(Task to complete):
The response has to reproduce all entries exactly while excluding their pictures.

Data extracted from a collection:
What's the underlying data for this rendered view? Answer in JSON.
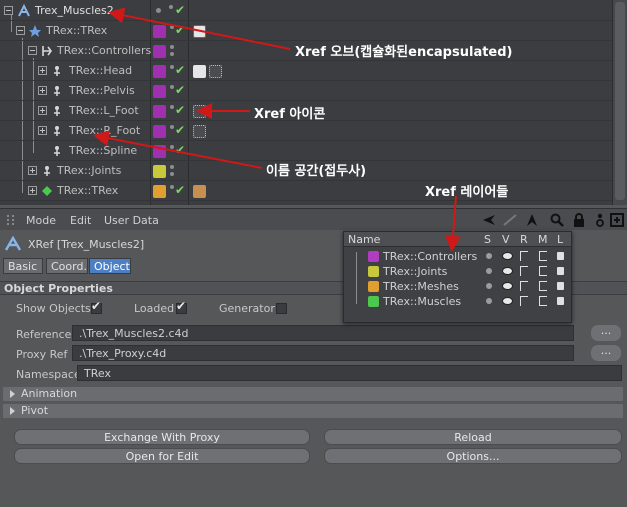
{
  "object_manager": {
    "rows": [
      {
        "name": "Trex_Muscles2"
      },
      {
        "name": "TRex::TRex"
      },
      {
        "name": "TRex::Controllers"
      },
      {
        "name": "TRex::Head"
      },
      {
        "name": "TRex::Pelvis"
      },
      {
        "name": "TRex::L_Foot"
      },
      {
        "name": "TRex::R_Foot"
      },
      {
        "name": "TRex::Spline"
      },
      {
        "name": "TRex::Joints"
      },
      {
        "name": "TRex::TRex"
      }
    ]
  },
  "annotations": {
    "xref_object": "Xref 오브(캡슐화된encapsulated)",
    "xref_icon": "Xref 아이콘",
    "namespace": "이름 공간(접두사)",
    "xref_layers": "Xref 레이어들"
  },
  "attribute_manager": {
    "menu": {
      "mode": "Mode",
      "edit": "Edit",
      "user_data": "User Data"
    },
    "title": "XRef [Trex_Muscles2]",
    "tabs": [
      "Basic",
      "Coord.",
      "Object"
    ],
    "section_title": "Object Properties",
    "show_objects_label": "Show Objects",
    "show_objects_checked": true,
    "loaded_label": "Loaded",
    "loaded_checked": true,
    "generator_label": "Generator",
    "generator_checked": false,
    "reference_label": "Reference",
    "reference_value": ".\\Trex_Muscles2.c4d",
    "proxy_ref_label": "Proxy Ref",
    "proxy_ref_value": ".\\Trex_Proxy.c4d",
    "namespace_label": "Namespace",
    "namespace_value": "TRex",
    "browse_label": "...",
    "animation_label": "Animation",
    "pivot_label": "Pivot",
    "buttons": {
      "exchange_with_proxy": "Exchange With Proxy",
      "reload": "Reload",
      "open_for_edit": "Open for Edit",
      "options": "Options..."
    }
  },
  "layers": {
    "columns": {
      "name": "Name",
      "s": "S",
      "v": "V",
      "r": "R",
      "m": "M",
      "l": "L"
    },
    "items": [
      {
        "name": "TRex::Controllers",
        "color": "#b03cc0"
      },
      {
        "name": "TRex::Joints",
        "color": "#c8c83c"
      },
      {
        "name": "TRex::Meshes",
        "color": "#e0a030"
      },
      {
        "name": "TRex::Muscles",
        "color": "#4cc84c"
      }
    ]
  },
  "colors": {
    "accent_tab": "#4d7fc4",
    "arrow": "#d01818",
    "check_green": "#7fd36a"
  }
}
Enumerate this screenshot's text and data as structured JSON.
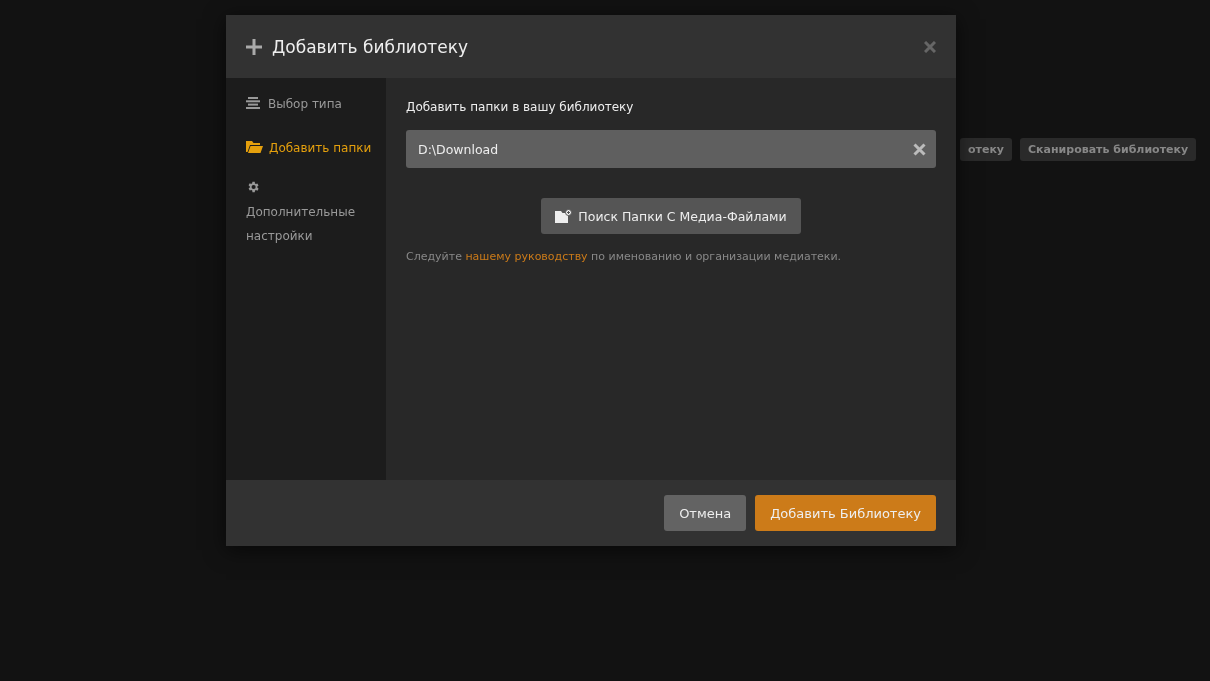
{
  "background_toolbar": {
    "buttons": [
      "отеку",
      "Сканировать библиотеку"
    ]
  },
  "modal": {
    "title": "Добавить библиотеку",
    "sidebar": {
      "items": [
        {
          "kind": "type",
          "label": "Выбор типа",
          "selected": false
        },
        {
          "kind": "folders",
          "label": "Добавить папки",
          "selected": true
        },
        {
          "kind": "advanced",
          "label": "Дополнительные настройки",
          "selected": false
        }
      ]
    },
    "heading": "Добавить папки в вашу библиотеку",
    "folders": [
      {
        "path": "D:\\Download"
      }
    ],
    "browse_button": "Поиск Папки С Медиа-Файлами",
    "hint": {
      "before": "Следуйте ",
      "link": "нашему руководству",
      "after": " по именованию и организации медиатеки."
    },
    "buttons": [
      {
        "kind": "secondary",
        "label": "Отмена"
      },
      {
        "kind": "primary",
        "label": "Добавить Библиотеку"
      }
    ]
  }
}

(Written solution):
What's the underlying data for this rendered view? Answer in JSON.
{
  "object_manager": {
    "rows": [
      {
        "name": "Trex_Muscles2"
      },
      {
        "name": "TRex::TRex"
      },
      {
        "name": "TRex::Controllers"
      },
      {
        "name": "TRex::Head"
      },
      {
        "name": "TRex::Pelvis"
      },
      {
        "name": "TRex::L_Foot"
      },
      {
        "name": "TRex::R_Foot"
      },
      {
        "name": "TRex::Spline"
      },
      {
        "name": "TRex::Joints"
      },
      {
        "name": "TRex::TRex"
      }
    ]
  },
  "annotations": {
    "xref_object": "Xref 오브(캡슐화된encapsulated)",
    "xref_icon": "Xref 아이콘",
    "namespace": "이름 공간(접두사)",
    "xref_layers": "Xref 레이어들"
  },
  "attribute_manager": {
    "menu": {
      "mode": "Mode",
      "edit": "Edit",
      "user_data": "User Data"
    },
    "title": "XRef [Trex_Muscles2]",
    "tabs": [
      "Basic",
      "Coord.",
      "Object"
    ],
    "section_title": "Object Properties",
    "show_objects_label": "Show Objects",
    "show_objects_checked": true,
    "loaded_label": "Loaded",
    "loaded_checked": true,
    "generator_label": "Generator",
    "generator_checked": false,
    "reference_label": "Reference",
    "reference_value": ".\\Trex_Muscles2.c4d",
    "proxy_ref_label": "Proxy Ref",
    "proxy_ref_value": ".\\Trex_Proxy.c4d",
    "namespace_label": "Namespace",
    "namespace_value": "TRex",
    "browse_label": "...",
    "animation_label": "Animation",
    "pivot_label": "Pivot",
    "buttons": {
      "exchange_with_proxy": "Exchange With Proxy",
      "reload": "Reload",
      "open_for_edit": "Open for Edit",
      "options": "Options..."
    }
  },
  "layers": {
    "columns": {
      "name": "Name",
      "s": "S",
      "v": "V",
      "r": "R",
      "m": "M",
      "l": "L"
    },
    "items": [
      {
        "name": "TRex::Controllers",
        "color": "#b03cc0"
      },
      {
        "name": "TRex::Joints",
        "color": "#c8c83c"
      },
      {
        "name": "TRex::Meshes",
        "color": "#e0a030"
      },
      {
        "name": "TRex::Muscles",
        "color": "#4cc84c"
      }
    ]
  },
  "colors": {
    "accent_tab": "#4d7fc4",
    "arrow": "#d01818",
    "check_green": "#7fd36a"
  }
}
Enumerate this screenshot's text and data as structured JSON.
{
  "background_toolbar": {
    "buttons": [
      "отеку",
      "Сканировать библиотеку"
    ]
  },
  "modal": {
    "title": "Добавить библиотеку",
    "sidebar": {
      "items": [
        {
          "kind": "type",
          "label": "Выбор типа",
          "selected": false
        },
        {
          "kind": "folders",
          "label": "Добавить папки",
          "selected": true
        },
        {
          "kind": "advanced",
          "label": "Дополнительные настройки",
          "selected": false
        }
      ]
    },
    "heading": "Добавить папки в вашу библиотеку",
    "folders": [
      {
        "path": "D:\\Download"
      }
    ],
    "browse_button": "Поиск Папки С Медиа-Файлами",
    "hint": {
      "before": "Следуйте ",
      "link": "нашему руководству",
      "after": " по именованию и организации медиатеки."
    },
    "buttons": [
      {
        "kind": "secondary",
        "label": "Отмена"
      },
      {
        "kind": "primary",
        "label": "Добавить Библиотеку"
      }
    ]
  }
}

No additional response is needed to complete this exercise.